In the data that follows, each entry is to be restated exactly.
______
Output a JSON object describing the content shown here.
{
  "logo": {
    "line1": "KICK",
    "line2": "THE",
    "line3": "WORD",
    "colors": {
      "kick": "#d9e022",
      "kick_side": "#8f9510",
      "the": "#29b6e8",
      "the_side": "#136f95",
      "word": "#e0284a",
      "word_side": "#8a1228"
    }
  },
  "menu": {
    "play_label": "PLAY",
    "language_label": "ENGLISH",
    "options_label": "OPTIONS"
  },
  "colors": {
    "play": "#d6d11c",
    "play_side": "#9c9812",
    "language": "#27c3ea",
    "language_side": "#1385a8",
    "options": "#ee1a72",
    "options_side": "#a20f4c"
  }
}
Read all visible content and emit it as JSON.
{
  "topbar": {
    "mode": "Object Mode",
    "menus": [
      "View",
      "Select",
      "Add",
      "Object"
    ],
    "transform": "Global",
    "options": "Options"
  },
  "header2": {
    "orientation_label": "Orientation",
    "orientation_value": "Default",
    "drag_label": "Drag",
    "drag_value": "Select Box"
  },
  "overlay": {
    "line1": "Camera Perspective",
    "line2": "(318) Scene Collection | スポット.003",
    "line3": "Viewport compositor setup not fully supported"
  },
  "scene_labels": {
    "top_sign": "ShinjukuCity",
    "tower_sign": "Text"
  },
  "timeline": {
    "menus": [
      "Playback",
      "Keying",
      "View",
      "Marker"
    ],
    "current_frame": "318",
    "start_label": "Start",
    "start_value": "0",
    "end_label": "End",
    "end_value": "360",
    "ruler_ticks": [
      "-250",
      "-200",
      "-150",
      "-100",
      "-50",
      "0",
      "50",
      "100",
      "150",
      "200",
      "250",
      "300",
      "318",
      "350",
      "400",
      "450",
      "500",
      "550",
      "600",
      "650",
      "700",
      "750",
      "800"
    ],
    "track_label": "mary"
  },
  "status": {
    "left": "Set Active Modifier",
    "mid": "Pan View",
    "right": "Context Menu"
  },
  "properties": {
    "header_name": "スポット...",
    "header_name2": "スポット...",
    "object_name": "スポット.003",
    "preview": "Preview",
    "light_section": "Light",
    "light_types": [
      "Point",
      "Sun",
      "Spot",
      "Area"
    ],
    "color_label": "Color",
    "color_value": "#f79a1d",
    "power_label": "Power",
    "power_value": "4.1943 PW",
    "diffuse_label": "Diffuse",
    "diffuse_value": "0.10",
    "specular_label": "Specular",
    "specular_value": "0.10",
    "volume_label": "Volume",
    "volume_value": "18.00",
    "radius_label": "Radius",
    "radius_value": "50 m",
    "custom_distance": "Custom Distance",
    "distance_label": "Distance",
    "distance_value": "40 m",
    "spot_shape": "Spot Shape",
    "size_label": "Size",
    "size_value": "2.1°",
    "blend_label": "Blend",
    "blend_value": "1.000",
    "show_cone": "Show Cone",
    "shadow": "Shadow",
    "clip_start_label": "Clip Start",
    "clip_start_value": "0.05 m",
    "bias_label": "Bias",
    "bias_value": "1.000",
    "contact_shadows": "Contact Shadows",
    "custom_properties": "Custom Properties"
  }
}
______
» **Final answer**
Output a JSON object describing the content shown here.
{
  "logo": {
    "line1": "KICK",
    "line2": "THE",
    "line3": "WORD",
    "colors": {
      "kick": "#d9e022",
      "kick_side": "#8f9510",
      "the": "#29b6e8",
      "the_side": "#136f95",
      "word": "#e0284a",
      "word_side": "#8a1228"
    }
  },
  "menu": {
    "play_label": "PLAY",
    "language_label": "ENGLISH",
    "options_label": "OPTIONS"
  },
  "colors": {
    "play": "#d6d11c",
    "play_side": "#9c9812",
    "language": "#27c3ea",
    "language_side": "#1385a8",
    "options": "#ee1a72",
    "options_side": "#a20f4c"
  }
}
Read all visible content and emit it as JSON.
{
  "topbar": {
    "mode": "Object Mode",
    "menus": [
      "View",
      "Select",
      "Add",
      "Object"
    ],
    "transform": "Global",
    "options": "Options"
  },
  "header2": {
    "orientation_label": "Orientation",
    "orientation_value": "Default",
    "drag_label": "Drag",
    "drag_value": "Select Box"
  },
  "overlay": {
    "line1": "Camera Perspective",
    "line2": "(318) Scene Collection | スポット.003",
    "line3": "Viewport compositor setup not fully supported"
  },
  "scene_labels": {
    "top_sign": "ShinjukuCity",
    "tower_sign": "Text"
  },
  "timeline": {
    "menus": [
      "Playback",
      "Keying",
      "View",
      "Marker"
    ],
    "current_frame": "318",
    "start_label": "Start",
    "start_value": "0",
    "end_label": "End",
    "end_value": "360",
    "ruler_ticks": [
      "-250",
      "-200",
      "-150",
      "-100",
      "-50",
      "0",
      "50",
      "100",
      "150",
      "200",
      "250",
      "300",
      "318",
      "350",
      "400",
      "450",
      "500",
      "550",
      "600",
      "650",
      "700",
      "750",
      "800"
    ],
    "track_label": "mary"
  },
  "status": {
    "left": "Set Active Modifier",
    "mid": "Pan View",
    "right": "Context Menu"
  },
  "properties": {
    "header_name": "スポット...",
    "header_name2": "スポット...",
    "object_name": "スポット.003",
    "preview": "Preview",
    "light_section": "Light",
    "light_types": [
      "Point",
      "Sun",
      "Spot",
      "Area"
    ],
    "color_label": "Color",
    "color_value": "#f79a1d",
    "power_label": "Power",
    "power_value": "4.1943 PW",
    "diffuse_label": "Diffuse",
    "diffuse_value": "0.10",
    "specular_label": "Specular",
    "specular_value": "0.10",
    "volume_label": "Volume",
    "volume_value": "18.00",
    "radius_label": "Radius",
    "radius_value": "50 m",
    "custom_distance": "Custom Distance",
    "distance_label": "Distance",
    "distance_value": "40 m",
    "spot_shape": "Spot Shape",
    "size_label": "Size",
    "size_value": "2.1°",
    "blend_label": "Blend",
    "blend_value": "1.000",
    "show_cone": "Show Cone",
    "shadow": "Shadow",
    "clip_start_label": "Clip Start",
    "clip_start_value": "0.05 m",
    "bias_label": "Bias",
    "bias_value": "1.000",
    "contact_shadows": "Contact Shadows",
    "custom_properties": "Custom Properties"
  }
}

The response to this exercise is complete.